### Exercise objective
An exact printout of all the entries is required.

### Stored entries
────────

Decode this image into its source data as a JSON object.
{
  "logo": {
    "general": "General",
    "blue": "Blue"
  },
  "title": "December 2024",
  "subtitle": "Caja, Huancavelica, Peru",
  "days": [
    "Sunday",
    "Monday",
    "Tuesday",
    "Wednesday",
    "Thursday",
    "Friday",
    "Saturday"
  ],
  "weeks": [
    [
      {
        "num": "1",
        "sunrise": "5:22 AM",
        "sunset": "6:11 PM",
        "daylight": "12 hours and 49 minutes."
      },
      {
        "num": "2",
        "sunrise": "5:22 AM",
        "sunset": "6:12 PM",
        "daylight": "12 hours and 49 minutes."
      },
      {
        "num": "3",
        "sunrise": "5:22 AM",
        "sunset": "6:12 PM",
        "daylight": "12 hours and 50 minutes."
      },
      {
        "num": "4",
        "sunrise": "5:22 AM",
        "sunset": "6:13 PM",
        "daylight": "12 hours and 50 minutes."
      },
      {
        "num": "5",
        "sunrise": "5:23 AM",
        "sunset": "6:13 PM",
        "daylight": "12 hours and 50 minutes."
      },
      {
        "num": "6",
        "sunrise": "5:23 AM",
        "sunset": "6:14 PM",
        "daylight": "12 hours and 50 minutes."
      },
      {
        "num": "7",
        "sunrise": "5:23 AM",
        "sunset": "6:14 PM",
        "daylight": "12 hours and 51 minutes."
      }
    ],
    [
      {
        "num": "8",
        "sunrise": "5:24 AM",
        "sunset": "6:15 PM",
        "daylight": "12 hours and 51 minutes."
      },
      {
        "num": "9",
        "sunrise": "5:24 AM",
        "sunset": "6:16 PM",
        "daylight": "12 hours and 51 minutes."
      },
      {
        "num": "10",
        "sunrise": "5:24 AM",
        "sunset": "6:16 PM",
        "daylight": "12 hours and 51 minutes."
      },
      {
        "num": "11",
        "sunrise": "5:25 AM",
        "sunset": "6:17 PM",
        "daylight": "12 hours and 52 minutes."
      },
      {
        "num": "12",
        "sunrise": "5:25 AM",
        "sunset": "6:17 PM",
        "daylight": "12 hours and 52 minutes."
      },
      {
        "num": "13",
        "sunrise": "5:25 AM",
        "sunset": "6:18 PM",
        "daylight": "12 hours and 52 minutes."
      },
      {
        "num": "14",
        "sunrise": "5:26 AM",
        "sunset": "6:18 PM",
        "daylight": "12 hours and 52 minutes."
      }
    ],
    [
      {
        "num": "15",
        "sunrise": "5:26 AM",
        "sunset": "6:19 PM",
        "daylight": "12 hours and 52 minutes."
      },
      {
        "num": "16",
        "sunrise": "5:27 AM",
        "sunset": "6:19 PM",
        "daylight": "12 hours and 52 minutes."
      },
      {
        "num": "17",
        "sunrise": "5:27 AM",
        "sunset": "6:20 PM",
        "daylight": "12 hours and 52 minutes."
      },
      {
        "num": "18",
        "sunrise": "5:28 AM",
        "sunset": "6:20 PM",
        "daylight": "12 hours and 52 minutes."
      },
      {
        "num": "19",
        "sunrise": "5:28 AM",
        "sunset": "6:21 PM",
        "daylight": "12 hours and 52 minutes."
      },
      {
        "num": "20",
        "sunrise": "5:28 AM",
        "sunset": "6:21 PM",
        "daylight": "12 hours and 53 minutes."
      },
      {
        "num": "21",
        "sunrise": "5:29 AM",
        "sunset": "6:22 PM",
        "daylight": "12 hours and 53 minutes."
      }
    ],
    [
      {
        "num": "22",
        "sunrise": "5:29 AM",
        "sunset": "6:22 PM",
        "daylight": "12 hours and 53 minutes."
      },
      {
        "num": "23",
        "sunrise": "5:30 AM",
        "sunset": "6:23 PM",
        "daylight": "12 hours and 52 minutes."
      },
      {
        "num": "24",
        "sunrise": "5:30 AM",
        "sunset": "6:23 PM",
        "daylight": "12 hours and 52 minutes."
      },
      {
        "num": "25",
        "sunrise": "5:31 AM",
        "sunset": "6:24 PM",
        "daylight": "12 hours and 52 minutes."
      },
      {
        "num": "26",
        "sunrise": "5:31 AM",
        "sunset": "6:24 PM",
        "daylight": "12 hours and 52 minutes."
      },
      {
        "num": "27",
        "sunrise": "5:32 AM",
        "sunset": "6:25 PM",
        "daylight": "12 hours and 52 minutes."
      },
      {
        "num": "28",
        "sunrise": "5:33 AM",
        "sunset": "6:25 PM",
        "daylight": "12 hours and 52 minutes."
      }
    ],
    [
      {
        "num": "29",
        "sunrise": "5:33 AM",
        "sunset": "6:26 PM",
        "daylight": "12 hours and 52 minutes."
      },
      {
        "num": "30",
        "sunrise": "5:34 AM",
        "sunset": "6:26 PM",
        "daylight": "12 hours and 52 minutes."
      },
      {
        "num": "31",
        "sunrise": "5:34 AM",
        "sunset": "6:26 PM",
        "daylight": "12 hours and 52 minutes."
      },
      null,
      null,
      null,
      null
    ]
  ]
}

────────

### Output of the exercise
Decode this image into its source data as a JSON object.
{
  "logo": {
    "general": "General",
    "blue": "Blue"
  },
  "title": "December 2024",
  "subtitle": "Caja, Huancavelica, Peru",
  "days": [
    "Sunday",
    "Monday",
    "Tuesday",
    "Wednesday",
    "Thursday",
    "Friday",
    "Saturday"
  ],
  "weeks": [
    [
      {
        "num": "1",
        "sunrise": "5:22 AM",
        "sunset": "6:11 PM",
        "daylight": "12 hours and 49 minutes."
      },
      {
        "num": "2",
        "sunrise": "5:22 AM",
        "sunset": "6:12 PM",
        "daylight": "12 hours and 49 minutes."
      },
      {
        "num": "3",
        "sunrise": "5:22 AM",
        "sunset": "6:12 PM",
        "daylight": "12 hours and 50 minutes."
      },
      {
        "num": "4",
        "sunrise": "5:22 AM",
        "sunset": "6:13 PM",
        "daylight": "12 hours and 50 minutes."
      },
      {
        "num": "5",
        "sunrise": "5:23 AM",
        "sunset": "6:13 PM",
        "daylight": "12 hours and 50 minutes."
      },
      {
        "num": "6",
        "sunrise": "5:23 AM",
        "sunset": "6:14 PM",
        "daylight": "12 hours and 50 minutes."
      },
      {
        "num": "7",
        "sunrise": "5:23 AM",
        "sunset": "6:14 PM",
        "daylight": "12 hours and 51 minutes."
      }
    ],
    [
      {
        "num": "8",
        "sunrise": "5:24 AM",
        "sunset": "6:15 PM",
        "daylight": "12 hours and 51 minutes."
      },
      {
        "num": "9",
        "sunrise": "5:24 AM",
        "sunset": "6:16 PM",
        "daylight": "12 hours and 51 minutes."
      },
      {
        "num": "10",
        "sunrise": "5:24 AM",
        "sunset": "6:16 PM",
        "daylight": "12 hours and 51 minutes."
      },
      {
        "num": "11",
        "sunrise": "5:25 AM",
        "sunset": "6:17 PM",
        "daylight": "12 hours and 52 minutes."
      },
      {
        "num": "12",
        "sunrise": "5:25 AM",
        "sunset": "6:17 PM",
        "daylight": "12 hours and 52 minutes."
      },
      {
        "num": "13",
        "sunrise": "5:25 AM",
        "sunset": "6:18 PM",
        "daylight": "12 hours and 52 minutes."
      },
      {
        "num": "14",
        "sunrise": "5:26 AM",
        "sunset": "6:18 PM",
        "daylight": "12 hours and 52 minutes."
      }
    ],
    [
      {
        "num": "15",
        "sunrise": "5:26 AM",
        "sunset": "6:19 PM",
        "daylight": "12 hours and 52 minutes."
      },
      {
        "num": "16",
        "sunrise": "5:27 AM",
        "sunset": "6:19 PM",
        "daylight": "12 hours and 52 minutes."
      },
      {
        "num": "17",
        "sunrise": "5:27 AM",
        "sunset": "6:20 PM",
        "daylight": "12 hours and 52 minutes."
      },
      {
        "num": "18",
        "sunrise": "5:28 AM",
        "sunset": "6:20 PM",
        "daylight": "12 hours and 52 minutes."
      },
      {
        "num": "19",
        "sunrise": "5:28 AM",
        "sunset": "6:21 PM",
        "daylight": "12 hours and 52 minutes."
      },
      {
        "num": "20",
        "sunrise": "5:28 AM",
        "sunset": "6:21 PM",
        "daylight": "12 hours and 53 minutes."
      },
      {
        "num": "21",
        "sunrise": "5:29 AM",
        "sunset": "6:22 PM",
        "daylight": "12 hours and 53 minutes."
      }
    ],
    [
      {
        "num": "22",
        "sunrise": "5:29 AM",
        "sunset": "6:22 PM",
        "daylight": "12 hours and 53 minutes."
      },
      {
        "num": "23",
        "sunrise": "5:30 AM",
        "sunset": "6:23 PM",
        "daylight": "12 hours and 52 minutes."
      },
      {
        "num": "24",
        "sunrise": "5:30 AM",
        "sunset": "6:23 PM",
        "daylight": "12 hours and 52 minutes."
      },
      {
        "num": "25",
        "sunrise": "5:31 AM",
        "sunset": "6:24 PM",
        "daylight": "12 hours and 52 minutes."
      },
      {
        "num": "26",
        "sunrise": "5:31 AM",
        "sunset": "6:24 PM",
        "daylight": "12 hours and 52 minutes."
      },
      {
        "num": "27",
        "sunrise": "5:32 AM",
        "sunset": "6:25 PM",
        "daylight": "12 hours and 52 minutes."
      },
      {
        "num": "28",
        "sunrise": "5:33 AM",
        "sunset": "6:25 PM",
        "daylight": "12 hours and 52 minutes."
      }
    ],
    [
      {
        "num": "29",
        "sunrise": "5:33 AM",
        "sunset": "6:26 PM",
        "daylight": "12 hours and 52 minutes."
      },
      {
        "num": "30",
        "sunrise": "5:34 AM",
        "sunset": "6:26 PM",
        "daylight": "12 hours and 52 minutes."
      },
      {
        "num": "31",
        "sunrise": "5:34 AM",
        "sunset": "6:26 PM",
        "daylight": "12 hours and 52 minutes."
      },
      null,
      null,
      null,
      null
    ]
  ]
}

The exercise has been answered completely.